The Danish notion of hygge – pronounced “hoo-gah” for those who aren’t quite fluent in the language - has been a bit of a buzzword over the last few years, particularly in the chillier months. There is no single translation, but the idea encompasses a feeling of cosiness, contentment and wellbeing, which is obtained from taking the time to enjoy simple, everyday things in life with those who are important to you. Although tricky to define, hygge is simple in practice and can be experienced in many different circumstances, whether it’s a walk with a friend or sitting around a fire on a cold winter’s night.
Although hygge has now become a widespread concept, it is far from a trend; derived from the Norwegian word for “wellbeing”, it has been a key part of Danish lifestyle and culture since the 1800s and remains so today. Despite their notoriously long and dark winters, Danes are some of the happiest people in the world; it is thought that hygge has a lot to do with this. So, how can you bring hygge into your life and home?

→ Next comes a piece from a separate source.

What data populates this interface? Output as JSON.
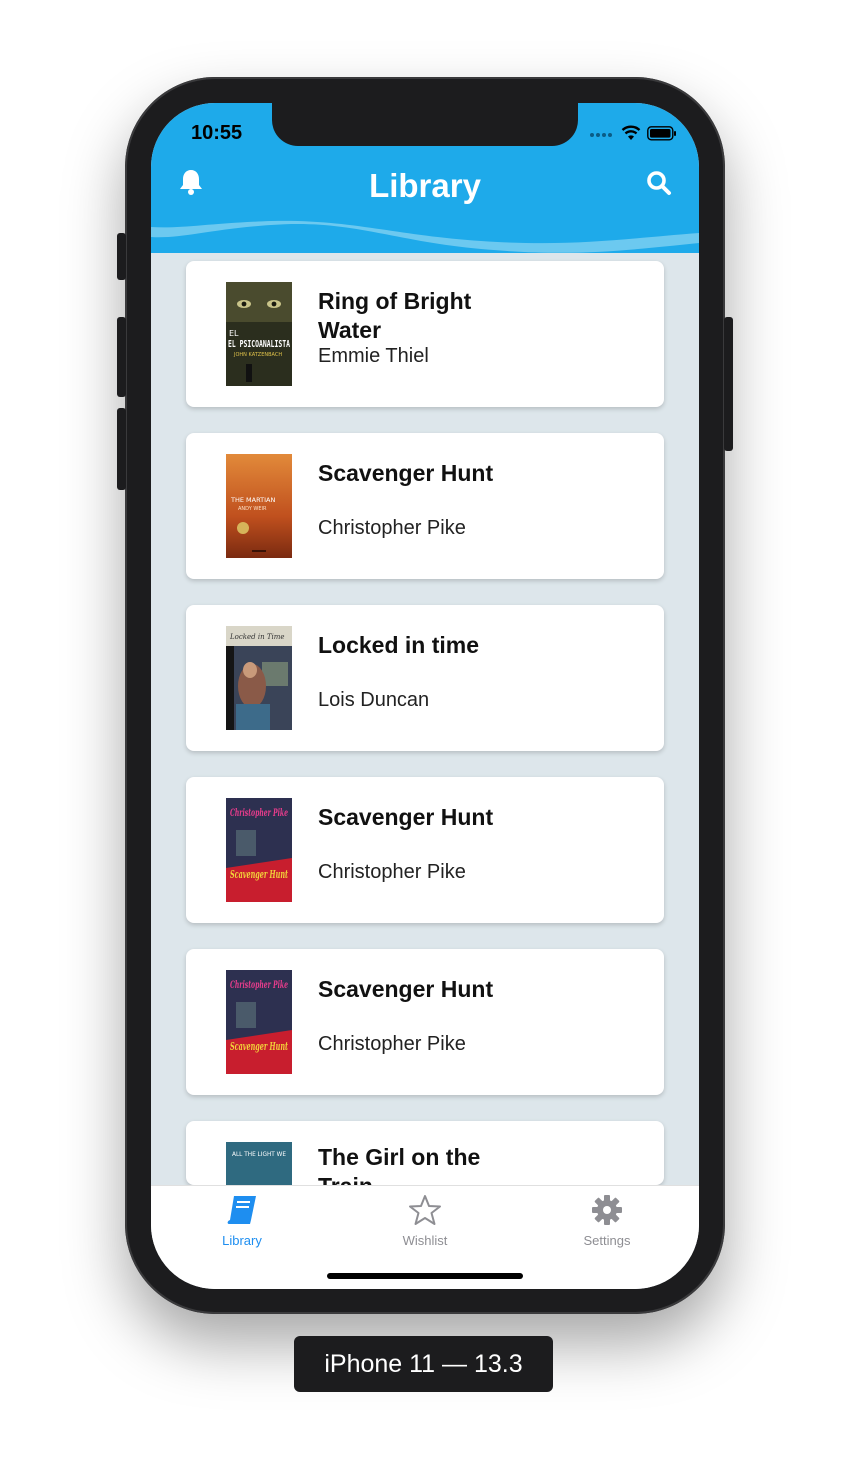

Hygge is not about objects or possessions; it’s about living well. But there are plenty of things you can incorporate into your home which play into the practice. Whatever the season, candles are thought to be the most important; you just can’t have hygge without them. Candles are the perfect way to create a cosy, welcoming atmosphere that is so central to hygge. Choose a fresh, uplifting fragrance such as hyacinth for summer nights and warming spiced orange for the winter.
Being present whilst enjoying good food and company is perhaps one of the best things about embracing hygge. Next time you’re meeting up with friends or family, have them round for homemade comfort food rather than going out; being able to relax and take your time will make all the difference to your state of mind. It can’t hurt to have your dining room in order whilst you do it; a round table is perfect for socialising and jugs and serving bowls lend themselves well to sharing.
Part of the beauty of hygge is that you may often be practicing it without realising. Taking some time to yourself to get lost in a book or switching off to watch a film without your phone are just as important as anything else. A particularly idyllic idea is the ‘hyggekrog’ which is essentially a nook where you can get cosy and take some time out. Layers of luxurious throws and cushions are essential here and anything knitted, such as socks and jumpers, gets extra hygge points—if you have a fireplace, even better.
As hygge is so focused on paying attention to moments and appreciating surroundings, it makes sense that little changes to your home can make a huge positive difference. Although adding texture to create a cosy space is important, so is making sure that there is no clutter; Danish interior design is minimalistic and full of clean lines. Abide by the rule of “less is more”; if an item doesn’t make you feel calm or at home then it’s time to give it away. It’s not just about having an inviting sitting room; every room should be filled with things that make you happy and allow you to relax.
Hopefully you’re now taking note of the little things in your environment that can make a big difference. Here we share with you our favourite faux options that bring a fresh, spring feel.